DATA RECORDS:
====

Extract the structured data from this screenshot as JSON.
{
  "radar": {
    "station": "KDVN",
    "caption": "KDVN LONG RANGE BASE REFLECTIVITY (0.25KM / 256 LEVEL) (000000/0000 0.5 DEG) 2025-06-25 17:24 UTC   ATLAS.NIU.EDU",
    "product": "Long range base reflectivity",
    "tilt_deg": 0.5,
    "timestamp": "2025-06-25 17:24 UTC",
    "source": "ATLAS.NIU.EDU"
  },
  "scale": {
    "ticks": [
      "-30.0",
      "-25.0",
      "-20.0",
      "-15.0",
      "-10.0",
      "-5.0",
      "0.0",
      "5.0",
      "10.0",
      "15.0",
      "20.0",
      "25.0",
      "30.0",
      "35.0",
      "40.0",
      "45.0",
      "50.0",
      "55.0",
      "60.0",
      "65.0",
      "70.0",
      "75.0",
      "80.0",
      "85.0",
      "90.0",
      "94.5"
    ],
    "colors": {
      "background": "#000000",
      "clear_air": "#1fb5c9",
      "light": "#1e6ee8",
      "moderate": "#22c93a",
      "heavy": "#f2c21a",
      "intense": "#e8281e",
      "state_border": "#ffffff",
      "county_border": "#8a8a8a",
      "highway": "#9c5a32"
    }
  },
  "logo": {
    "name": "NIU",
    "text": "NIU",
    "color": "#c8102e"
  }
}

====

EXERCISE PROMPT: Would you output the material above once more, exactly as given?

SOLUTION TO THIS EXERCISE:
Extract the structured data from this screenshot as JSON.
{
  "radar": {
    "station": "KDVN",
    "caption": "KDVN LONG RANGE BASE REFLECTIVITY (0.25KM / 256 LEVEL) (000000/0000 0.5 DEG) 2025-06-25 17:24 UTC   ATLAS.NIU.EDU",
    "product": "Long range base reflectivity",
    "tilt_deg": 0.5,
    "timestamp": "2025-06-25 17:24 UTC",
    "source": "ATLAS.NIU.EDU"
  },
  "scale": {
    "ticks": [
      "-30.0",
      "-25.0",
      "-20.0",
      "-15.0",
      "-10.0",
      "-5.0",
      "0.0",
      "5.0",
      "10.0",
      "15.0",
      "20.0",
      "25.0",
      "30.0",
      "35.0",
      "40.0",
      "45.0",
      "50.0",
      "55.0",
      "60.0",
      "65.0",
      "70.0",
      "75.0",
      "80.0",
      "85.0",
      "90.0",
      "94.5"
    ],
    "colors": {
      "background": "#000000",
      "clear_air": "#1fb5c9",
      "light": "#1e6ee8",
      "moderate": "#22c93a",
      "heavy": "#f2c21a",
      "intense": "#e8281e",
      "state_border": "#ffffff",
      "county_border": "#8a8a8a",
      "highway": "#9c5a32"
    }
  },
  "logo": {
    "name": "NIU",
    "text": "NIU",
    "color": "#c8102e"
  }
}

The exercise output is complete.